» REQUIRED WORK
Please give the records below again in full, exactly, with the images left out.
****************************************
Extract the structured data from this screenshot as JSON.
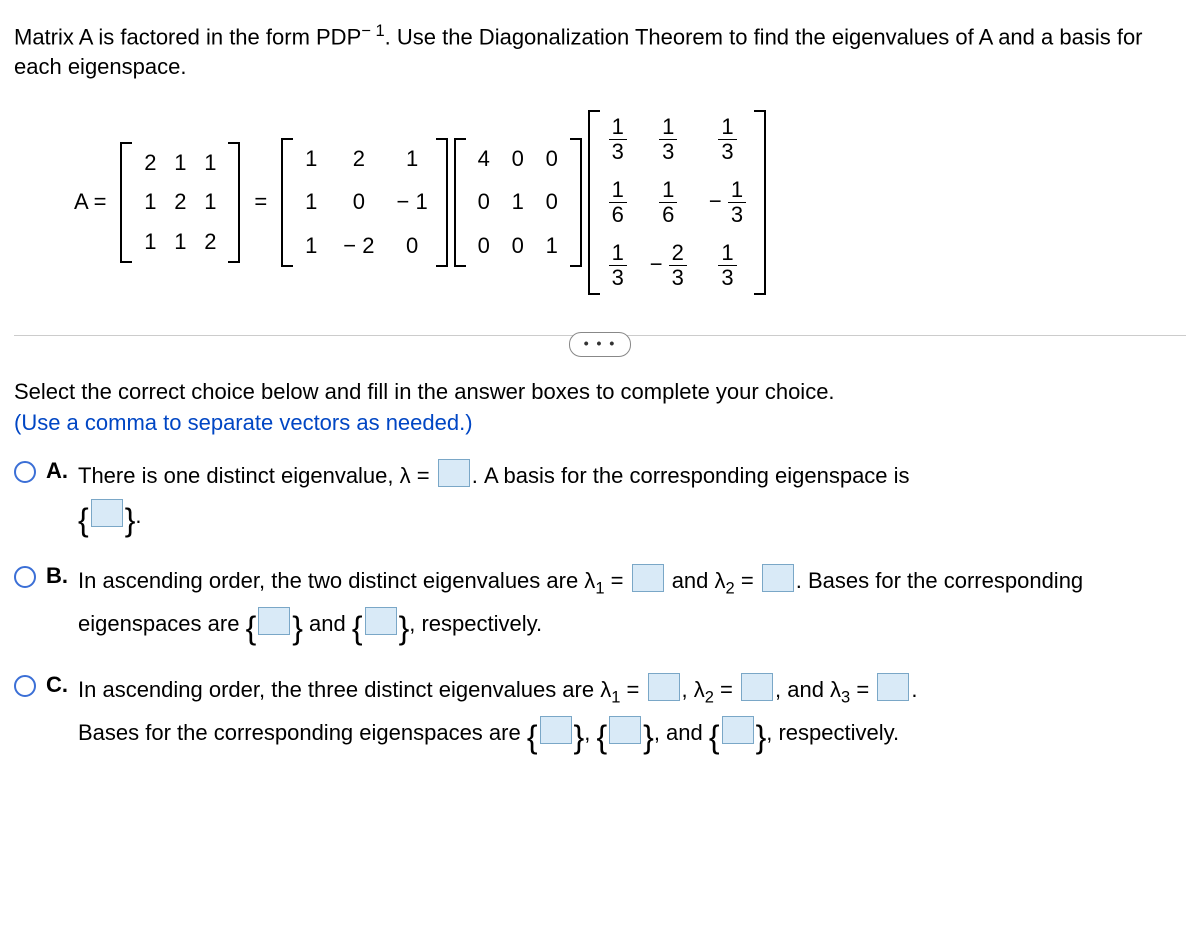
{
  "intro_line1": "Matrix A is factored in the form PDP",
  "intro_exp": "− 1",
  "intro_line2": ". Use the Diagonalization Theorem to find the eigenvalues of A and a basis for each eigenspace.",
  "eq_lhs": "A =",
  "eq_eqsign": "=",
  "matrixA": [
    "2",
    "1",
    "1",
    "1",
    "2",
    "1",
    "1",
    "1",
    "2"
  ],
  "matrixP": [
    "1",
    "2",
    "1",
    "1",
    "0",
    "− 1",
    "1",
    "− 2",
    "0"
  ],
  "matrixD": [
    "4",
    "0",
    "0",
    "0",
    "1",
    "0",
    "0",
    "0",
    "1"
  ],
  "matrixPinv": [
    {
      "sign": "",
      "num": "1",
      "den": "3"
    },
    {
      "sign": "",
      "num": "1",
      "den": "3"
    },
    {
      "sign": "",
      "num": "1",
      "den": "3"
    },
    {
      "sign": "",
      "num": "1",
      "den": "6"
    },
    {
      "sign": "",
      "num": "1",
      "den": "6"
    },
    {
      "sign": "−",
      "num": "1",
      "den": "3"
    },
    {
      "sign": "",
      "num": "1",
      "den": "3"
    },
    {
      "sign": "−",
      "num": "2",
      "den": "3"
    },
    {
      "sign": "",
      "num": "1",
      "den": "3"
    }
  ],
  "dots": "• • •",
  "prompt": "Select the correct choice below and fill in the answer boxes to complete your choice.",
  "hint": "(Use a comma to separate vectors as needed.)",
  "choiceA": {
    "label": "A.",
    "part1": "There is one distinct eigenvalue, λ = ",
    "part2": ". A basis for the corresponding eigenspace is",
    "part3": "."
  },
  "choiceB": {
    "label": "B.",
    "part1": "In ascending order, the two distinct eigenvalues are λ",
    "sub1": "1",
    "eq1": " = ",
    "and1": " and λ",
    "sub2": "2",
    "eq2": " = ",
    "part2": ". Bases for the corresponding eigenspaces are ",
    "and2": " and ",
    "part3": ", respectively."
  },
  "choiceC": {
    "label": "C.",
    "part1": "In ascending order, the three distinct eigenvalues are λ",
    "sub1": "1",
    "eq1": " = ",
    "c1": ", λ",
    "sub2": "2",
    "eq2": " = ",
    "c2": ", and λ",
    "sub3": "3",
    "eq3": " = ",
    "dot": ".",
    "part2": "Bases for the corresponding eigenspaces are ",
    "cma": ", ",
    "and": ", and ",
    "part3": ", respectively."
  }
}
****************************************
» TASK SOLUTION
Extract the structured data from this screenshot as JSON.
{
  "intro_line1": "Matrix A is factored in the form PDP",
  "intro_exp": "− 1",
  "intro_line2": ". Use the Diagonalization Theorem to find the eigenvalues of A and a basis for each eigenspace.",
  "eq_lhs": "A =",
  "eq_eqsign": "=",
  "matrixA": [
    "2",
    "1",
    "1",
    "1",
    "2",
    "1",
    "1",
    "1",
    "2"
  ],
  "matrixP": [
    "1",
    "2",
    "1",
    "1",
    "0",
    "− 1",
    "1",
    "− 2",
    "0"
  ],
  "matrixD": [
    "4",
    "0",
    "0",
    "0",
    "1",
    "0",
    "0",
    "0",
    "1"
  ],
  "matrixPinv": [
    {
      "sign": "",
      "num": "1",
      "den": "3"
    },
    {
      "sign": "",
      "num": "1",
      "den": "3"
    },
    {
      "sign": "",
      "num": "1",
      "den": "3"
    },
    {
      "sign": "",
      "num": "1",
      "den": "6"
    },
    {
      "sign": "",
      "num": "1",
      "den": "6"
    },
    {
      "sign": "−",
      "num": "1",
      "den": "3"
    },
    {
      "sign": "",
      "num": "1",
      "den": "3"
    },
    {
      "sign": "−",
      "num": "2",
      "den": "3"
    },
    {
      "sign": "",
      "num": "1",
      "den": "3"
    }
  ],
  "dots": "• • •",
  "prompt": "Select the correct choice below and fill in the answer boxes to complete your choice.",
  "hint": "(Use a comma to separate vectors as needed.)",
  "choiceA": {
    "label": "A.",
    "part1": "There is one distinct eigenvalue, λ = ",
    "part2": ". A basis for the corresponding eigenspace is",
    "part3": "."
  },
  "choiceB": {
    "label": "B.",
    "part1": "In ascending order, the two distinct eigenvalues are λ",
    "sub1": "1",
    "eq1": " = ",
    "and1": " and λ",
    "sub2": "2",
    "eq2": " = ",
    "part2": ". Bases for the corresponding eigenspaces are ",
    "and2": " and ",
    "part3": ", respectively."
  },
  "choiceC": {
    "label": "C.",
    "part1": "In ascending order, the three distinct eigenvalues are λ",
    "sub1": "1",
    "eq1": " = ",
    "c1": ", λ",
    "sub2": "2",
    "eq2": " = ",
    "c2": ", and λ",
    "sub3": "3",
    "eq3": " = ",
    "dot": ".",
    "part2": "Bases for the corresponding eigenspaces are ",
    "cma": ", ",
    "and": ", and ",
    "part3": ", respectively."
  }
}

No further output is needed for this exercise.